  • Penelope Cruz's Mango line's summer collection looks pretty damn cute. As does Ms. Cruz herself. [Fabsugar]
  • Yesterday, If we were to have ranked designers by their relative likelihood to launch homewares lines, Martin Margiela's name would have been near the bottom. Shows how much we know! [WWD]
  • Quoth the artistic director of Shu Uemura: "I have so many ideas that it can be overwhelming." [The Cut]
  • Four images from Shipley & Halmos' Uniqlo line, launching May 7, have leaked. The clothes look a little...boring. [Nylon]
  • Matthew Williamson for H&M launches tomorrow in select stores. [Times of London]

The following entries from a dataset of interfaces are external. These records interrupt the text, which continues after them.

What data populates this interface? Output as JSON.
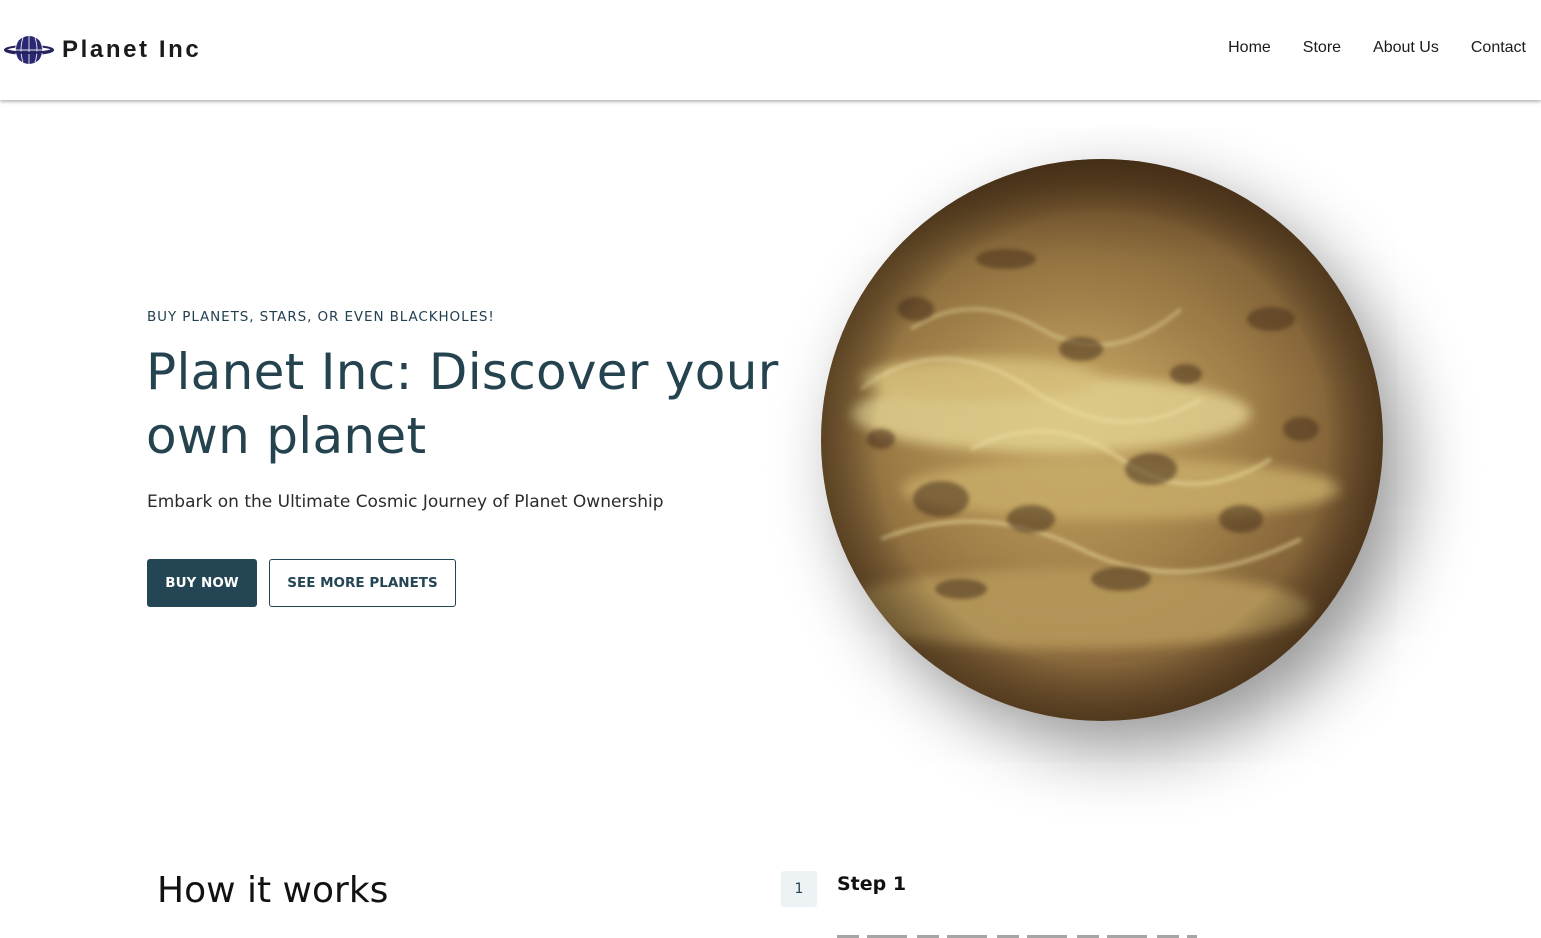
{
  "header": {
    "brand_name": "Planet Inc",
    "logo_icon": "planet-logo-icon",
    "nav": {
      "home": "Home",
      "store": "Store",
      "about": "About Us",
      "contact": "Contact"
    }
  },
  "hero": {
    "eyebrow": "BUY PLANETS, STARS, OR EVEN BLACKHOLES!",
    "title": "Planet Inc: Discover your own planet",
    "subtitle": "Embark on the Ultimate Cosmic Journey of Planet Ownership",
    "buy_button": "BUY NOW",
    "more_button": "SEE MORE PLANETS",
    "image_icon": "planet-image"
  },
  "how_it_works": {
    "title": "How it works",
    "steps": [
      {
        "number": "1",
        "title": "Step 1"
      }
    ]
  },
  "colors": {
    "primary": "#244554",
    "eyebrow": "#24404f",
    "step_badge_bg": "#edf3f5",
    "planet_base": "#8a6a3c"
  }
}
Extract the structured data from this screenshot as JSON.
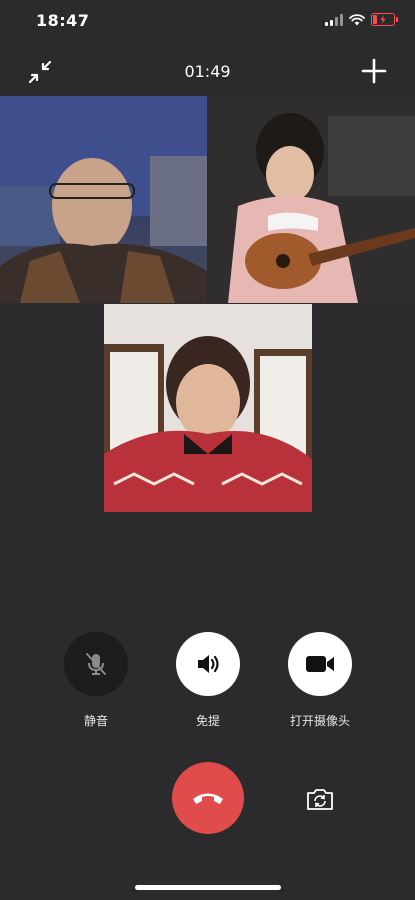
{
  "status_bar": {
    "time": "18:47",
    "battery_color": "#ff4d4d"
  },
  "call": {
    "timer": "01:49"
  },
  "participants": [
    {
      "name": "participant-1-video"
    },
    {
      "name": "participant-2-video"
    },
    {
      "name": "participant-3-video"
    }
  ],
  "controls": {
    "mute_label": "静音",
    "speaker_label": "免提",
    "camera_label": "打开摄像头"
  },
  "icons": {
    "minimize": "minimize-arrows-icon",
    "add": "plus-icon",
    "mute": "microphone-off-icon",
    "speaker": "speaker-icon",
    "camera": "video-camera-icon",
    "hangup": "phone-hangup-icon",
    "flip": "camera-switch-icon"
  },
  "colors": {
    "hangup": "#e04b4b",
    "background": "#2b2b2e"
  }
}
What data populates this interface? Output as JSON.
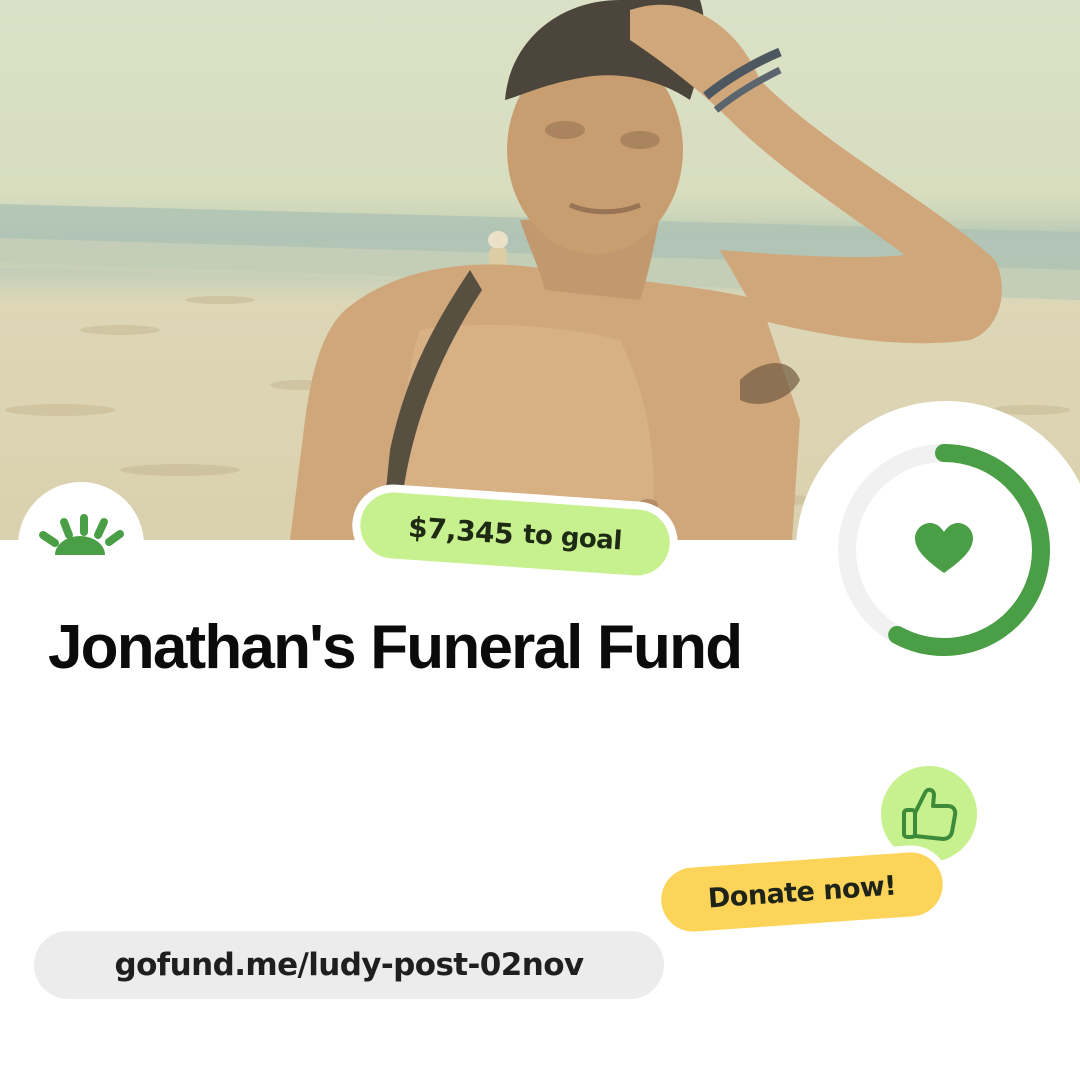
{
  "fundraiser": {
    "title": "Jonathan's Funeral Fund",
    "goal_amount": "$7,345",
    "goal_suffix": "to goal",
    "progress_fraction": 0.58,
    "donate_label": "Donate now!",
    "url": "gofund.me/ludy-post-02nov"
  },
  "photo": {
    "subject": "person-on-beach"
  },
  "icons": {
    "logo": "gofundme-sunrise-icon",
    "progress_center": "heart-icon",
    "badge": "thumbs-up-icon"
  },
  "colors": {
    "brand_green": "#4a9e45",
    "goal_pill_green": "#c7f08e",
    "donate_yellow": "#fcd45a",
    "ring_track": "#f1f1f1",
    "url_pill_gray": "#ececec",
    "title_text": "#0b0b0b"
  }
}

  • Could a Missoni for H&M line be on the horizon? Angela Missoni, creative director of the venerable Italian knitwear house, says in a recent profile, "I would like to do something with H&M because I think it is a very powerful way to reach younger girls now." Missoni is also frustrated by the format of modern runway shows, which she finds "cold and distant" and a distraction from the clothes. And she hates that more established models can command high runway fees: "I prefer to show my collections on fresh, young girls to capture that spirit. Having Naomi or Gisele in your show is really just about saying that you were able to get her." But girls like Nimue Smit — who is in the spring Prada campaign — and Sara Blomqvist — who was launched to fame by a Prada exclusive in 2007 — both of whom walked in Missoni's last show, aren't exactly "unknowns". [Telegraph]
  • M by Missoni, the company's diffusion line, experienced 25% annual growth last year — so it's launching new accessories and denim collections. [WWD]
  • H&M says it's strongly positioned, despite the troubled economy and its recent lackluster sales figures. The company plans to open 225 more stores than it will have to close this year. [WSJ]
  • Here is your fashion inanity of the day: "Designers always say, 'Gray is the new black,' and the next season say, 'I can't do one more gray piece.' Where does it go? How come the loyalty vanishes? Why don't you love gray every season?" Stephanie Seymour — never afraid to ask the tough questions. [Fashionista]